**TASK DESCRIPTION**
The answer must consist of every line from the entries that holds the word "Bpom".

-- Opening Marker --

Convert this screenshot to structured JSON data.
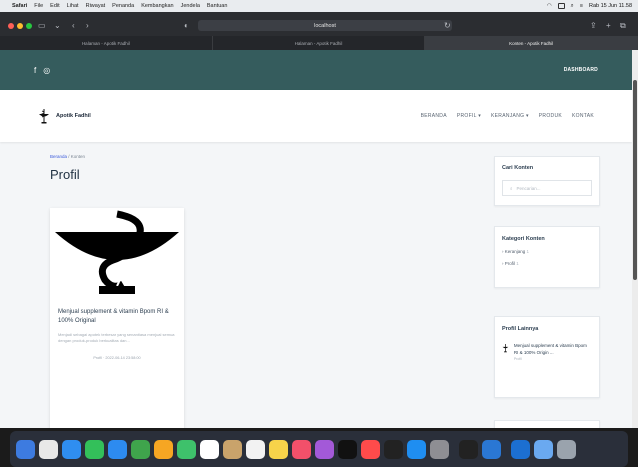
{
  "menubar": {
    "apple": "",
    "items": [
      "Safari",
      "File",
      "Edit",
      "Lihat",
      "Riwayat",
      "Penanda",
      "Kembangkan",
      "Jendela",
      "Bantuan"
    ],
    "datetime": "Rab 15 Jun 11.58"
  },
  "browser": {
    "url": "localhost",
    "tabs": [
      "Halaman - Apotik Fadhil",
      "Halaman - Apotik Fadhil",
      "Konten - Apotik Fadhil"
    ]
  },
  "topbar": {
    "social": [
      "f",
      "◎"
    ],
    "dashboard": "DASHBOARD"
  },
  "navbar": {
    "brand": "Apotik Fadhil",
    "items": [
      "BERANDA",
      "PROFIL ▾",
      "KERANJANG ▾",
      "PRODUK",
      "KONTAK"
    ]
  },
  "content": {
    "breadcrumb": {
      "home": "Beranda",
      "sep": " / ",
      "current": "Konten"
    },
    "title": "Profil",
    "card": {
      "title": "Menjual supplement & vitamin Bpom RI & 100% Original",
      "excerpt": "Menjadi sebagai apotek terbesar yang senantiasa menjual semua dengan produk-produk berkualitas dan...",
      "meta": "Profil · 2022-06-14 23:58:00"
    }
  },
  "sidebar": {
    "search": {
      "title": "Cari Konten",
      "placeholder": "Pencarian..."
    },
    "categories": {
      "title": "Kategori Konten",
      "items": [
        {
          "label": "Keranjang",
          "count": "1"
        },
        {
          "label": "Profil",
          "count": "1"
        }
      ]
    },
    "other": {
      "title": "Profil Lainnya",
      "item_title": "Menjual supplement & vitamin Bpom RI & 100% Origin ...",
      "item_sub": "Profil"
    }
  },
  "dock": {
    "apps": [
      "Finder",
      "Launchpad",
      "Safari",
      "Messages",
      "Mail",
      "Maps",
      "Photos",
      "FaceTime",
      "Calendar",
      "Contacts",
      "Reminders",
      "Notes",
      "Music",
      "Podcasts",
      "TV",
      "News",
      "Stocks",
      "App Store",
      "System Preferences",
      "Terminal",
      "Code",
      "Xcode",
      "Preview",
      "Trash"
    ]
  },
  "colors": {
    "topbar": "#355c5d",
    "page_bg": "#f4f6f8",
    "accent": "#3b5bdb"
  }
}
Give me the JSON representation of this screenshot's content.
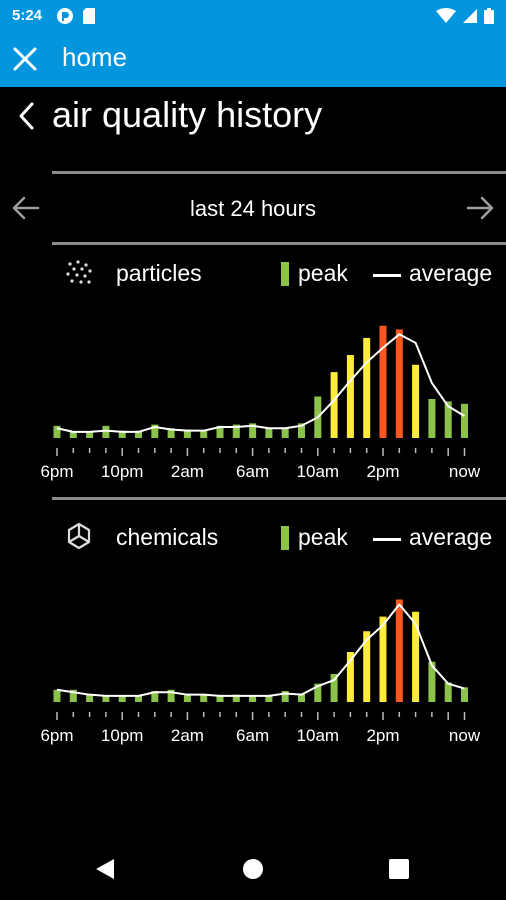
{
  "status_bar": {
    "time": "5:24"
  },
  "app_bar": {
    "title": "home"
  },
  "screen": {
    "title": "air quality history"
  },
  "range": {
    "label": "last 24 hours"
  },
  "legend": {
    "peak": "peak",
    "average": "average"
  },
  "colors": {
    "accent": "#0396de",
    "green": "#8bc34a",
    "yellow": "#ffeb3b",
    "orange": "#ff5722"
  },
  "chart_data": [
    {
      "type": "bar",
      "title": "particles",
      "x_tick_labels": [
        "6pm",
        "10pm",
        "2am",
        "6am",
        "10am",
        "2pm",
        "now"
      ],
      "series": [
        {
          "name": "peak",
          "values": [
            1.0,
            0.5,
            0.5,
            1.0,
            0.6,
            0.6,
            1.1,
            0.8,
            0.7,
            0.6,
            1.0,
            1.1,
            1.2,
            0.8,
            0.8,
            1.2,
            3.4,
            5.4,
            6.8,
            8.2,
            9.2,
            8.9,
            6.0,
            3.2,
            3.0,
            2.8
          ],
          "colors": [
            "green",
            "green",
            "green",
            "green",
            "green",
            "green",
            "green",
            "green",
            "green",
            "green",
            "green",
            "green",
            "green",
            "green",
            "green",
            "green",
            "green",
            "yellow",
            "yellow",
            "yellow",
            "orange",
            "orange",
            "yellow",
            "green",
            "green",
            "green"
          ]
        },
        {
          "name": "average",
          "values": [
            0.8,
            0.5,
            0.5,
            0.6,
            0.5,
            0.5,
            0.9,
            0.7,
            0.6,
            0.6,
            0.9,
            0.9,
            1.0,
            0.8,
            0.8,
            1.0,
            1.7,
            3.1,
            4.7,
            6.2,
            7.4,
            8.5,
            7.8,
            4.5,
            2.6,
            1.8
          ]
        }
      ]
    },
    {
      "type": "bar",
      "title": "chemicals",
      "x_tick_labels": [
        "6pm",
        "10pm",
        "2am",
        "6am",
        "10am",
        "2pm",
        "now"
      ],
      "series": [
        {
          "name": "peak",
          "values": [
            1.0,
            1.0,
            0.6,
            0.5,
            0.5,
            0.5,
            0.9,
            1.0,
            0.6,
            0.6,
            0.5,
            0.6,
            0.5,
            0.5,
            0.9,
            0.7,
            1.5,
            2.3,
            4.1,
            5.8,
            7.0,
            8.4,
            7.4,
            3.3,
            1.6,
            1.2
          ],
          "colors": [
            "green",
            "green",
            "green",
            "green",
            "green",
            "green",
            "green",
            "green",
            "green",
            "green",
            "green",
            "green",
            "green",
            "green",
            "green",
            "green",
            "green",
            "green",
            "yellow",
            "yellow",
            "yellow",
            "orange",
            "yellow",
            "green",
            "green",
            "green"
          ]
        },
        {
          "name": "average",
          "values": [
            1.0,
            0.8,
            0.6,
            0.5,
            0.5,
            0.5,
            0.8,
            0.8,
            0.6,
            0.6,
            0.5,
            0.5,
            0.5,
            0.5,
            0.7,
            0.6,
            1.3,
            1.8,
            3.4,
            5.1,
            6.3,
            8.0,
            6.4,
            3.0,
            1.5,
            1.1
          ]
        }
      ]
    }
  ]
}
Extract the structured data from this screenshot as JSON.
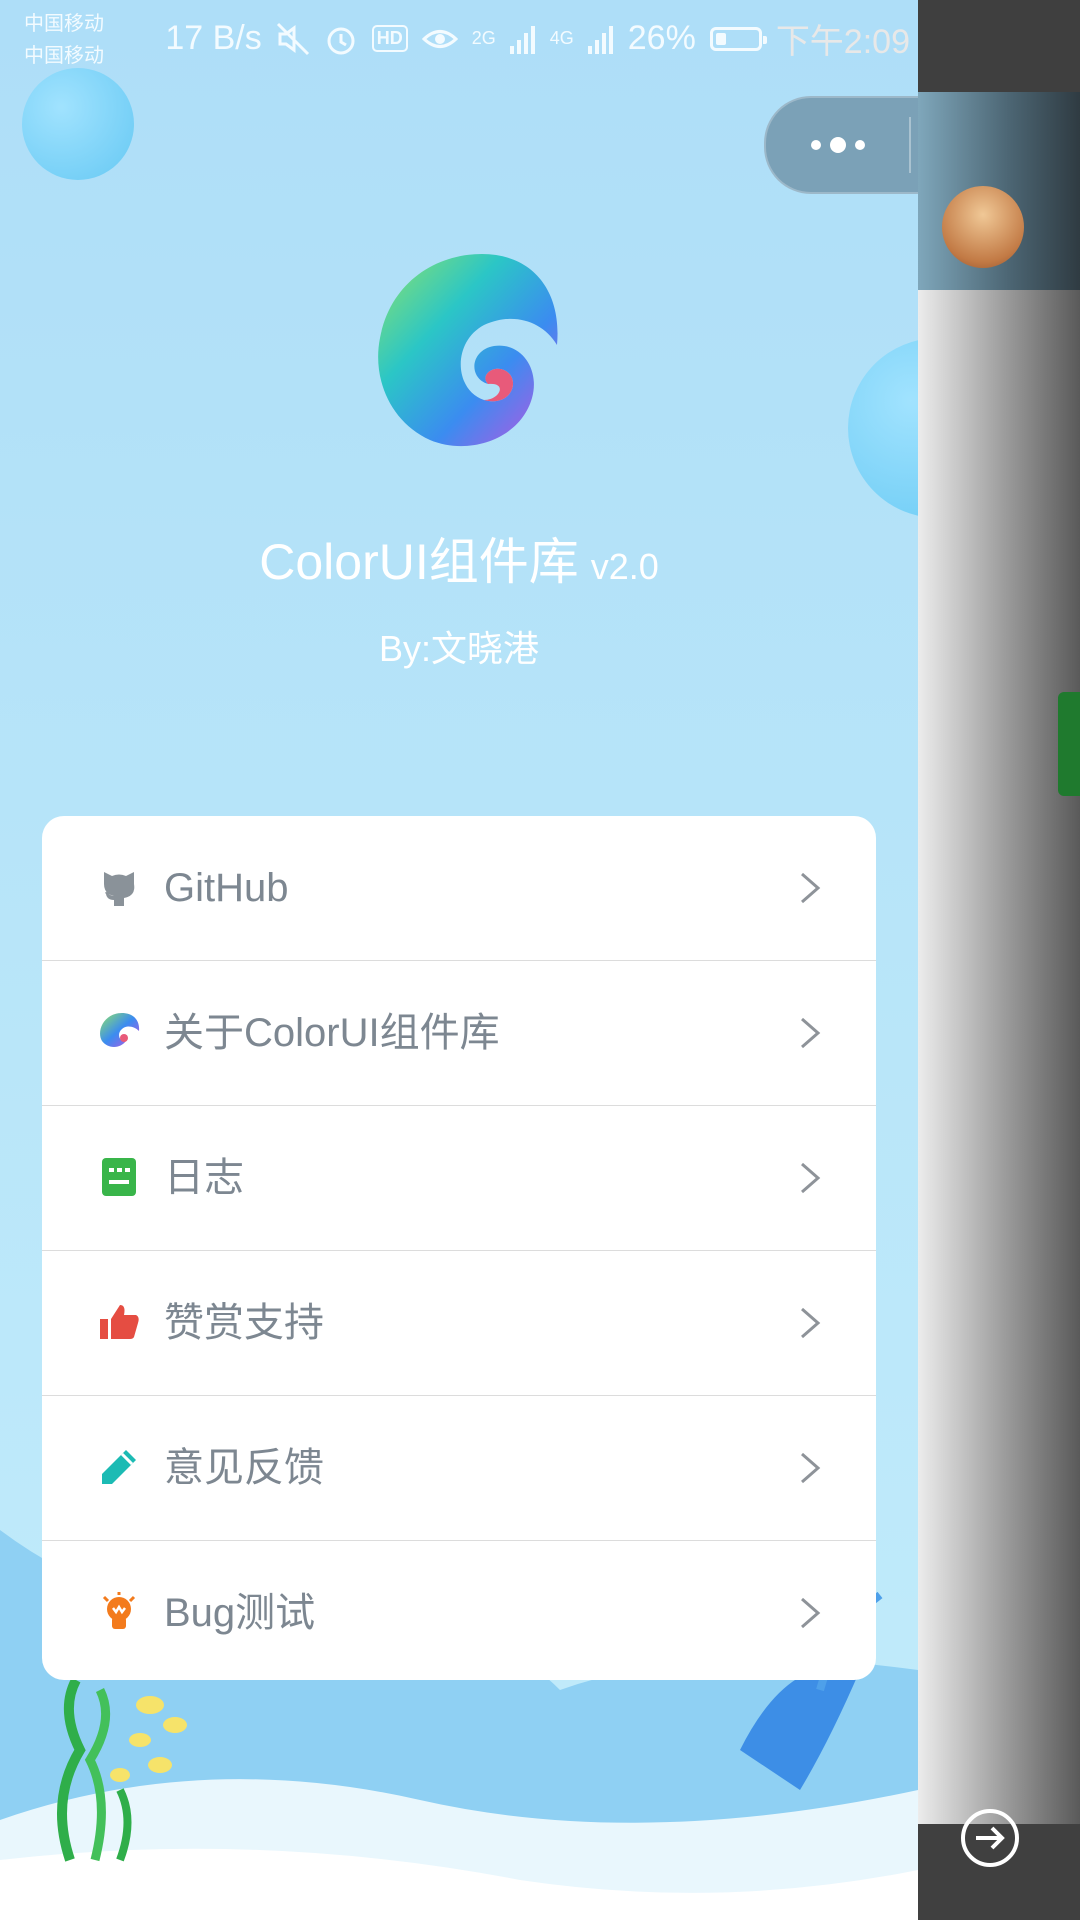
{
  "status_bar": {
    "carrier_1": "中国移动",
    "carrier_2": "中国移动",
    "net_speed": "17 B/s",
    "hd_badge": "HD",
    "signal_2g": "2G",
    "signal_4g": "4G",
    "battery": "26%",
    "battery_level": 0.26,
    "time": "下午2:09"
  },
  "header": {
    "app_name": "ColorUI组件库",
    "version": "v2.0",
    "author": "By:文晓港"
  },
  "menu": [
    {
      "label": "GitHub",
      "icon": "github-icon",
      "color": "#8a9299"
    },
    {
      "label": "关于ColorUI组件库",
      "icon": "colorui-logo-icon",
      "color": "#3aa0f0"
    },
    {
      "label": "日志",
      "icon": "log-icon",
      "color": "#39b54a"
    },
    {
      "label": "赞赏支持",
      "icon": "thumbs-up-icon",
      "color": "#e54d42"
    },
    {
      "label": "意见反馈",
      "icon": "pencil-icon",
      "color": "#1cbbb4"
    },
    {
      "label": "Bug测试",
      "icon": "bug-icon",
      "color": "#f37b1d"
    }
  ]
}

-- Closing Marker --

**REPLY**
      "title": "Menjual supplement & vitamin Bpom RI & 100% Original",
      "item_title": "Menjual supplement & vitamin Bpom RI & 100% Origin ...",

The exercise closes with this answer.